Website and app data records:
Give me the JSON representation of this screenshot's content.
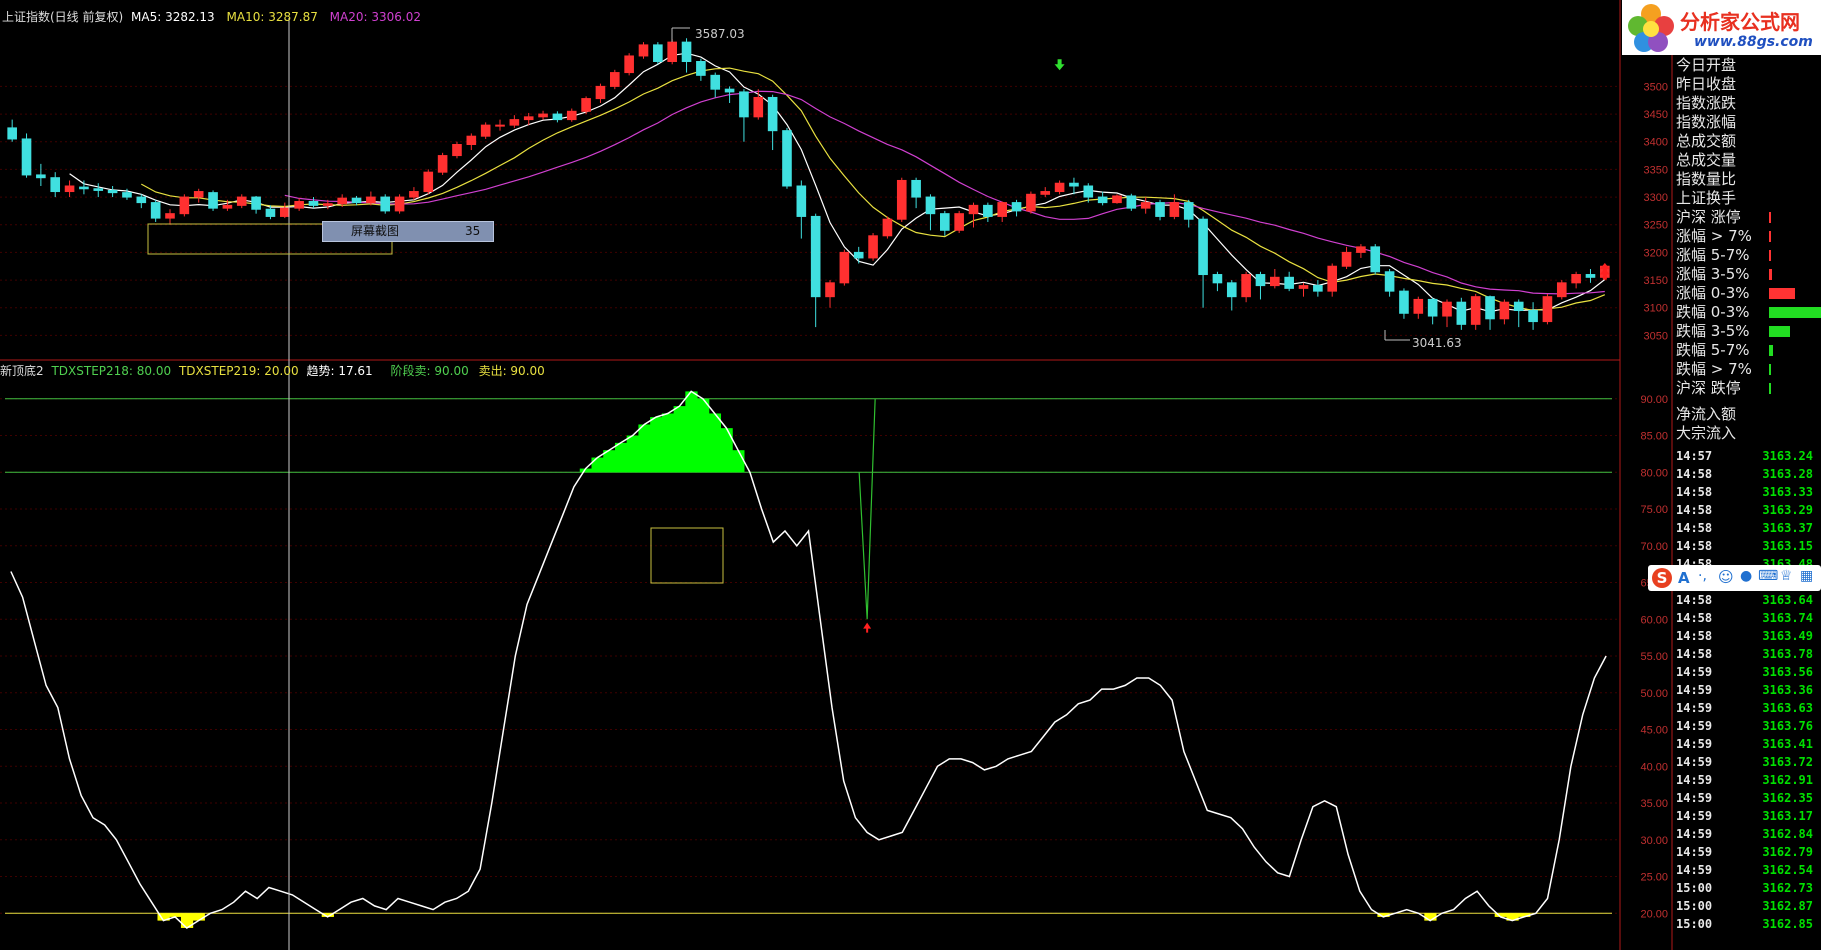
{
  "header": {
    "title": "上证指数(日线 前复权)",
    "ma5": "MA5: 3282.13",
    "ma10": "MA10: 3287.87",
    "ma20": "MA20: 3306.02",
    "indicator_name": "新顶底2",
    "step218": "TDXSTEP218: 80.00",
    "step219": "TDXSTEP219: 20.00",
    "trend": "趋势: 17.61",
    "stage_sell": "阶段卖: 90.00",
    "sell_out": "卖出: 90.00"
  },
  "annotations": {
    "high": "3587.03",
    "low": "3041.63",
    "screenshot_label": "屏幕截图",
    "screenshot_count": "35"
  },
  "logo": {
    "name": "分析家公式网",
    "url": "www.88gs.com"
  },
  "side_stats": [
    {
      "label": "今日开盘"
    },
    {
      "label": "昨日收盘"
    },
    {
      "label": "指数涨跌"
    },
    {
      "label": "指数涨幅"
    },
    {
      "label": "总成交额"
    },
    {
      "label": "总成交量"
    },
    {
      "label": "指数量比"
    },
    {
      "label": "上证换手"
    }
  ],
  "breadth": [
    {
      "label": "沪深 涨停",
      "color": "#ff3333",
      "fill": 0.01
    },
    {
      "label": "涨幅 > 7%",
      "color": "#ff3333",
      "fill": 0.01
    },
    {
      "label": "涨幅 5-7%",
      "color": "#ff3333",
      "fill": 0.01
    },
    {
      "label": "涨幅 3-5%",
      "color": "#ff3333",
      "fill": 0.05
    },
    {
      "label": "涨幅 0-3%",
      "color": "#ff3333",
      "fill": 0.5
    },
    {
      "label": "跌幅 0-3%",
      "color": "#22dd22",
      "fill": 1.0
    },
    {
      "label": "跌幅 3-5%",
      "color": "#22dd22",
      "fill": 0.4
    },
    {
      "label": "跌幅 5-7%",
      "color": "#22dd22",
      "fill": 0.08
    },
    {
      "label": "跌幅 > 7%",
      "color": "#22dd22",
      "fill": 0.01
    },
    {
      "label": "沪深 跌停",
      "color": "#22dd22",
      "fill": 0.01
    }
  ],
  "flow": [
    {
      "label": "净流入额"
    },
    {
      "label": "大宗流入"
    }
  ],
  "ticks": [
    {
      "time": "14:57",
      "price": "3163.24"
    },
    {
      "time": "14:58",
      "price": "3163.28"
    },
    {
      "time": "14:58",
      "price": "3163.33"
    },
    {
      "time": "14:58",
      "price": "3163.29"
    },
    {
      "time": "14:58",
      "price": "3163.37"
    },
    {
      "time": "14:58",
      "price": "3163.15"
    },
    {
      "time": "14:58",
      "price": "3163.48"
    },
    {
      "time": "14:58",
      "price": "3163.48"
    },
    {
      "time": "14:58",
      "price": "3163.64"
    },
    {
      "time": "14:58",
      "price": "3163.74"
    },
    {
      "time": "14:58",
      "price": "3163.49"
    },
    {
      "time": "14:58",
      "price": "3163.78"
    },
    {
      "time": "14:59",
      "price": "3163.56"
    },
    {
      "time": "14:59",
      "price": "3163.36"
    },
    {
      "time": "14:59",
      "price": "3163.63"
    },
    {
      "time": "14:59",
      "price": "3163.76"
    },
    {
      "time": "14:59",
      "price": "3163.41"
    },
    {
      "time": "14:59",
      "price": "3163.72"
    },
    {
      "time": "14:59",
      "price": "3162.91"
    },
    {
      "time": "14:59",
      "price": "3162.35"
    },
    {
      "time": "14:59",
      "price": "3163.17"
    },
    {
      "time": "14:59",
      "price": "3162.84"
    },
    {
      "time": "14:59",
      "price": "3162.79"
    },
    {
      "time": "14:59",
      "price": "3162.54"
    },
    {
      "time": "15:00",
      "price": "3162.73"
    },
    {
      "time": "15:00",
      "price": "3162.87"
    },
    {
      "time": "15:00",
      "price": "3162.85"
    }
  ],
  "toolbar": {
    "icons": [
      "sogou-icon",
      "font-icon",
      "punctuation-icon",
      "emoji-icon",
      "mic-icon",
      "keyboard-icon",
      "clothes-icon",
      "grid-icon"
    ]
  },
  "chart_data": [
    {
      "type": "candlestick",
      "title": "上证指数(日线 前复权)",
      "ylim": [
        3020,
        3620
      ],
      "yticks": [
        3050,
        3100,
        3150,
        3200,
        3250,
        3300,
        3350,
        3400,
        3450,
        3500
      ],
      "candles": [
        [
          3425,
          3405,
          3440,
          3400
        ],
        [
          3405,
          3340,
          3415,
          3335
        ],
        [
          3340,
          3335,
          3360,
          3320
        ],
        [
          3335,
          3310,
          3345,
          3300
        ],
        [
          3310,
          3320,
          3330,
          3300
        ],
        [
          3318,
          3315,
          3330,
          3305
        ],
        [
          3315,
          3312,
          3325,
          3300
        ],
        [
          3312,
          3308,
          3320,
          3300
        ],
        [
          3308,
          3300,
          3315,
          3295
        ],
        [
          3300,
          3290,
          3305,
          3280
        ],
        [
          3290,
          3262,
          3295,
          3255
        ],
        [
          3262,
          3270,
          3278,
          3250
        ],
        [
          3270,
          3300,
          3305,
          3265
        ],
        [
          3300,
          3310,
          3315,
          3290
        ],
        [
          3308,
          3280,
          3312,
          3275
        ],
        [
          3280,
          3285,
          3295,
          3275
        ],
        [
          3285,
          3300,
          3305,
          3280
        ],
        [
          3300,
          3278,
          3302,
          3270
        ],
        [
          3278,
          3265,
          3285,
          3260
        ],
        [
          3265,
          3280,
          3290,
          3262
        ],
        [
          3280,
          3292,
          3298,
          3275
        ],
        [
          3292,
          3285,
          3300,
          3280
        ],
        [
          3285,
          3288,
          3295,
          3278
        ],
        [
          3288,
          3298,
          3305,
          3282
        ],
        [
          3298,
          3290,
          3302,
          3285
        ],
        [
          3290,
          3300,
          3310,
          3285
        ],
        [
          3300,
          3275,
          3305,
          3270
        ],
        [
          3275,
          3300,
          3305,
          3270
        ],
        [
          3300,
          3310,
          3318,
          3295
        ],
        [
          3310,
          3345,
          3350,
          3305
        ],
        [
          3345,
          3375,
          3380,
          3340
        ],
        [
          3375,
          3395,
          3400,
          3370
        ],
        [
          3395,
          3410,
          3415,
          3385
        ],
        [
          3410,
          3430,
          3435,
          3405
        ],
        [
          3430,
          3430,
          3440,
          3420
        ],
        [
          3430,
          3440,
          3448,
          3425
        ],
        [
          3440,
          3445,
          3452,
          3430
        ],
        [
          3445,
          3450,
          3456,
          3440
        ],
        [
          3450,
          3440,
          3455,
          3435
        ],
        [
          3440,
          3455,
          3460,
          3436
        ],
        [
          3455,
          3478,
          3482,
          3450
        ],
        [
          3478,
          3500,
          3505,
          3470
        ],
        [
          3500,
          3525,
          3530,
          3495
        ],
        [
          3525,
          3555,
          3560,
          3520
        ],
        [
          3555,
          3575,
          3580,
          3550
        ],
        [
          3575,
          3545,
          3580,
          3540
        ],
        [
          3545,
          3580,
          3585,
          3540
        ],
        [
          3580,
          3545,
          3587,
          3525
        ],
        [
          3545,
          3520,
          3550,
          3510
        ],
        [
          3520,
          3495,
          3525,
          3480
        ],
        [
          3495,
          3490,
          3500,
          3470
        ],
        [
          3490,
          3445,
          3495,
          3400
        ],
        [
          3445,
          3480,
          3495,
          3440
        ],
        [
          3480,
          3420,
          3485,
          3385
        ],
        [
          3420,
          3320,
          3425,
          3315
        ],
        [
          3320,
          3265,
          3330,
          3225
        ],
        [
          3265,
          3120,
          3270,
          3065
        ],
        [
          3120,
          3145,
          3150,
          3100
        ],
        [
          3145,
          3200,
          3205,
          3140
        ],
        [
          3200,
          3190,
          3210,
          3180
        ],
        [
          3190,
          3230,
          3235,
          3185
        ],
        [
          3230,
          3260,
          3265,
          3225
        ],
        [
          3260,
          3330,
          3335,
          3255
        ],
        [
          3330,
          3300,
          3335,
          3280
        ],
        [
          3300,
          3270,
          3305,
          3240
        ],
        [
          3270,
          3240,
          3275,
          3230
        ],
        [
          3240,
          3270,
          3275,
          3235
        ],
        [
          3270,
          3285,
          3290,
          3245
        ],
        [
          3285,
          3265,
          3290,
          3255
        ],
        [
          3265,
          3290,
          3292,
          3255
        ],
        [
          3290,
          3275,
          3295,
          3265
        ],
        [
          3275,
          3305,
          3310,
          3270
        ],
        [
          3305,
          3310,
          3318,
          3300
        ],
        [
          3310,
          3325,
          3330,
          3305
        ],
        [
          3325,
          3320,
          3335,
          3305
        ],
        [
          3320,
          3300,
          3325,
          3290
        ],
        [
          3300,
          3290,
          3310,
          3285
        ],
        [
          3290,
          3302,
          3305,
          3288
        ],
        [
          3302,
          3280,
          3306,
          3275
        ],
        [
          3280,
          3290,
          3300,
          3270
        ],
        [
          3290,
          3265,
          3295,
          3258
        ],
        [
          3265,
          3290,
          3305,
          3260
        ],
        [
          3290,
          3260,
          3295,
          3245
        ],
        [
          3260,
          3160,
          3265,
          3100
        ],
        [
          3160,
          3145,
          3165,
          3130
        ],
        [
          3145,
          3120,
          3150,
          3095
        ],
        [
          3120,
          3160,
          3165,
          3110
        ],
        [
          3160,
          3140,
          3165,
          3115
        ],
        [
          3140,
          3155,
          3170,
          3135
        ],
        [
          3155,
          3135,
          3165,
          3130
        ],
        [
          3135,
          3140,
          3145,
          3120
        ],
        [
          3140,
          3130,
          3150,
          3120
        ],
        [
          3130,
          3175,
          3180,
          3120
        ],
        [
          3175,
          3200,
          3210,
          3170
        ],
        [
          3200,
          3210,
          3215,
          3190
        ],
        [
          3210,
          3165,
          3215,
          3160
        ],
        [
          3165,
          3130,
          3170,
          3120
        ],
        [
          3130,
          3090,
          3135,
          3080
        ],
        [
          3090,
          3115,
          3120,
          3080
        ],
        [
          3115,
          3085,
          3118,
          3070
        ],
        [
          3085,
          3110,
          3115,
          3065
        ],
        [
          3110,
          3070,
          3118,
          3060
        ],
        [
          3070,
          3120,
          3125,
          3060
        ],
        [
          3120,
          3080,
          3122,
          3060
        ],
        [
          3080,
          3110,
          3115,
          3070
        ],
        [
          3110,
          3095,
          3115,
          3065
        ],
        [
          3095,
          3075,
          3110,
          3060
        ],
        [
          3075,
          3120,
          3125,
          3070
        ],
        [
          3120,
          3145,
          3150,
          3115
        ],
        [
          3145,
          3160,
          3165,
          3135
        ],
        [
          3160,
          3155,
          3170,
          3145
        ],
        [
          3155,
          3175,
          3180,
          3150
        ]
      ]
    },
    {
      "type": "line",
      "title": "新顶底2",
      "ylim": [
        15,
        95
      ],
      "yticks": [
        20,
        25,
        30,
        35,
        40,
        45,
        50,
        55,
        60,
        65,
        70,
        75,
        80,
        85,
        90
      ],
      "reference_lines": [
        80,
        90,
        20
      ],
      "values": [
        66.5,
        63,
        57,
        51,
        48,
        41,
        36,
        33,
        32,
        30,
        27,
        24,
        21.5,
        19,
        19.5,
        18,
        19,
        20,
        20.5,
        21.5,
        23,
        22,
        23.5,
        23,
        22.5,
        21.5,
        20.5,
        19.5,
        20.5,
        21.5,
        22,
        21,
        20.5,
        22,
        21.5,
        21,
        20.5,
        21.5,
        22,
        23,
        26,
        35,
        45,
        55,
        62,
        66,
        70,
        74,
        78,
        80.5,
        82,
        83,
        84,
        85,
        86.5,
        87.5,
        88,
        89,
        91,
        90,
        88,
        86,
        83,
        80,
        75,
        70.5,
        72,
        70,
        72,
        60,
        48,
        38,
        33,
        31,
        30,
        30.5,
        31,
        34,
        37,
        40,
        41,
        41,
        40.5,
        39.5,
        40,
        41,
        41.5,
        42,
        44,
        46,
        47,
        48.5,
        49,
        50.5,
        50.5,
        51,
        52,
        52,
        51,
        49,
        42,
        38,
        34,
        33.5,
        33,
        31.5,
        29,
        27,
        25.5,
        25,
        30,
        34.5,
        35.3,
        34.5,
        28,
        23,
        20.5,
        19.5,
        20,
        20.5,
        20,
        19,
        20,
        20.5,
        22,
        23,
        21,
        19.5,
        19,
        19.5,
        20,
        22,
        30,
        40,
        47,
        52,
        55
      ],
      "buy_marker_index": 73,
      "sell_spike_index": 73
    }
  ]
}
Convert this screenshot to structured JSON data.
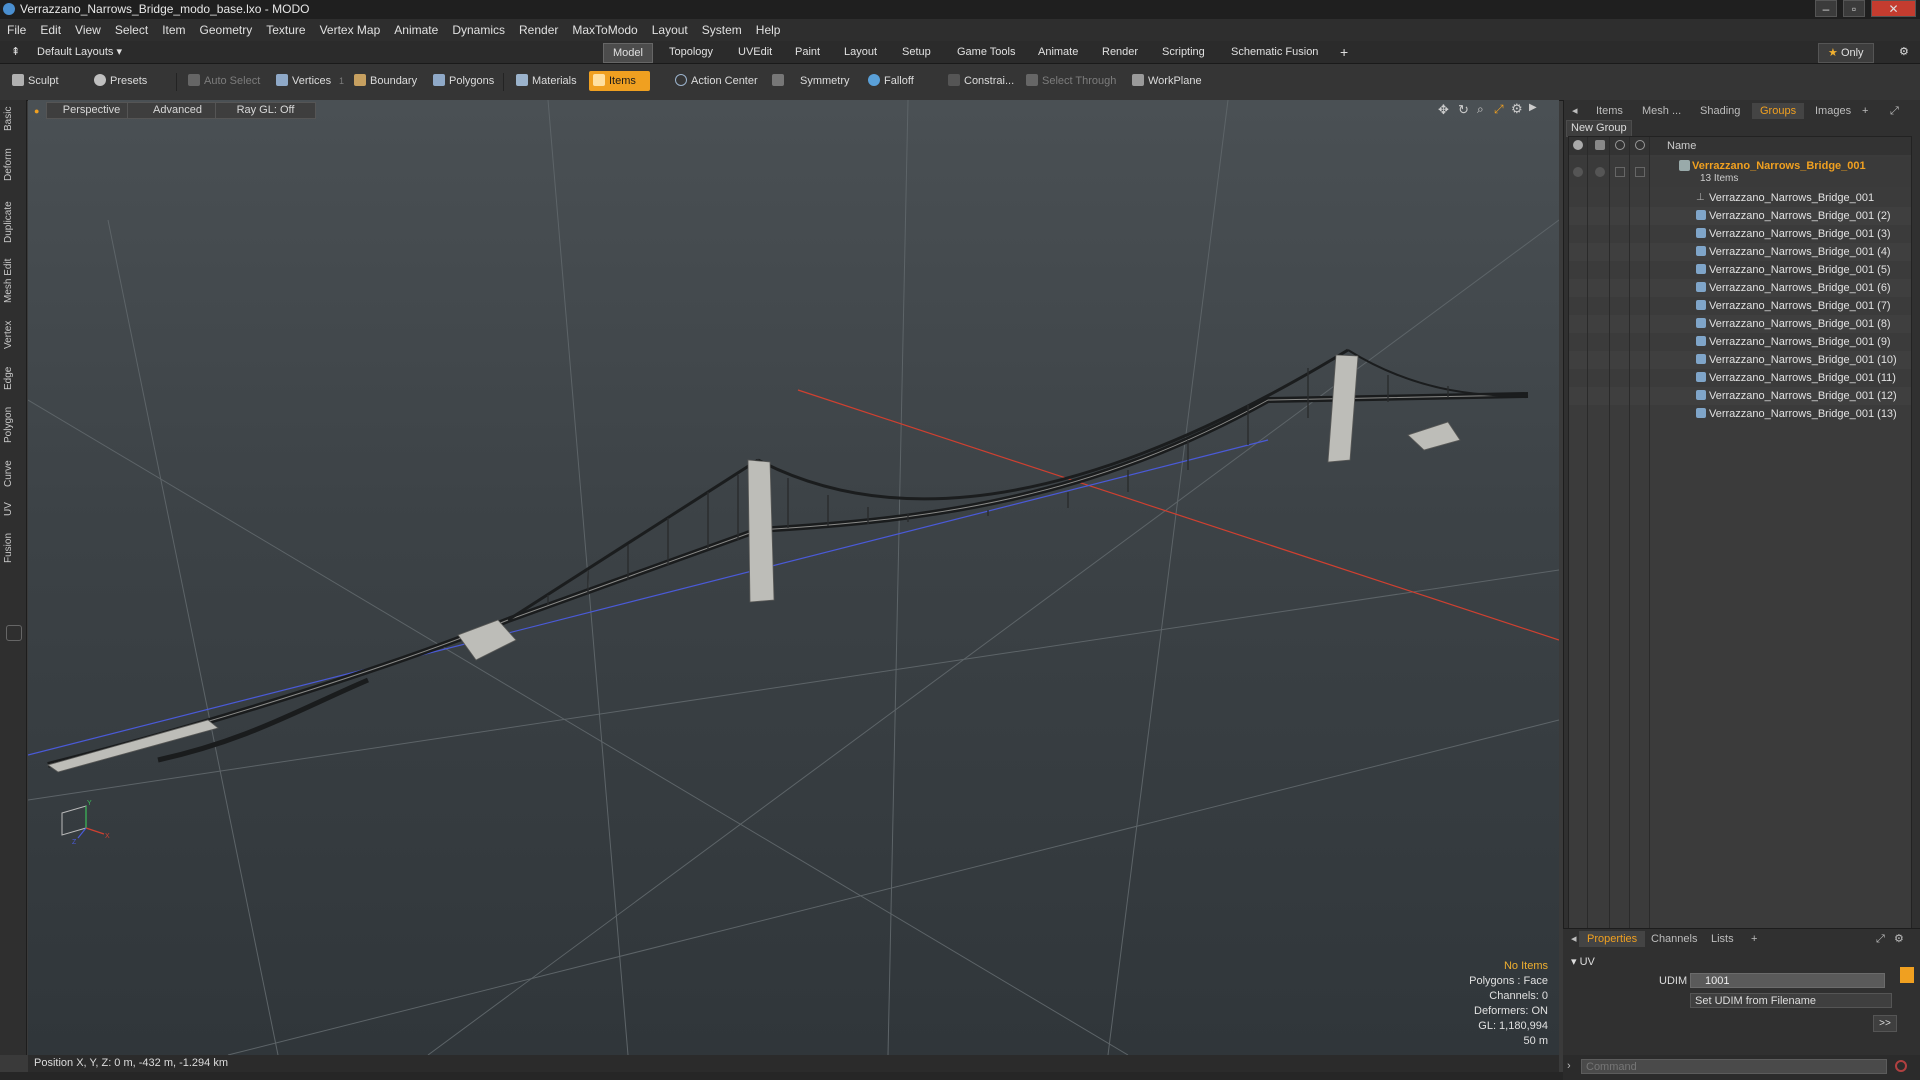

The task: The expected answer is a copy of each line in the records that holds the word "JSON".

Written solution:
Give me the JSON representation of this screenshot's content.
Convert this screenshot to structured JSON data.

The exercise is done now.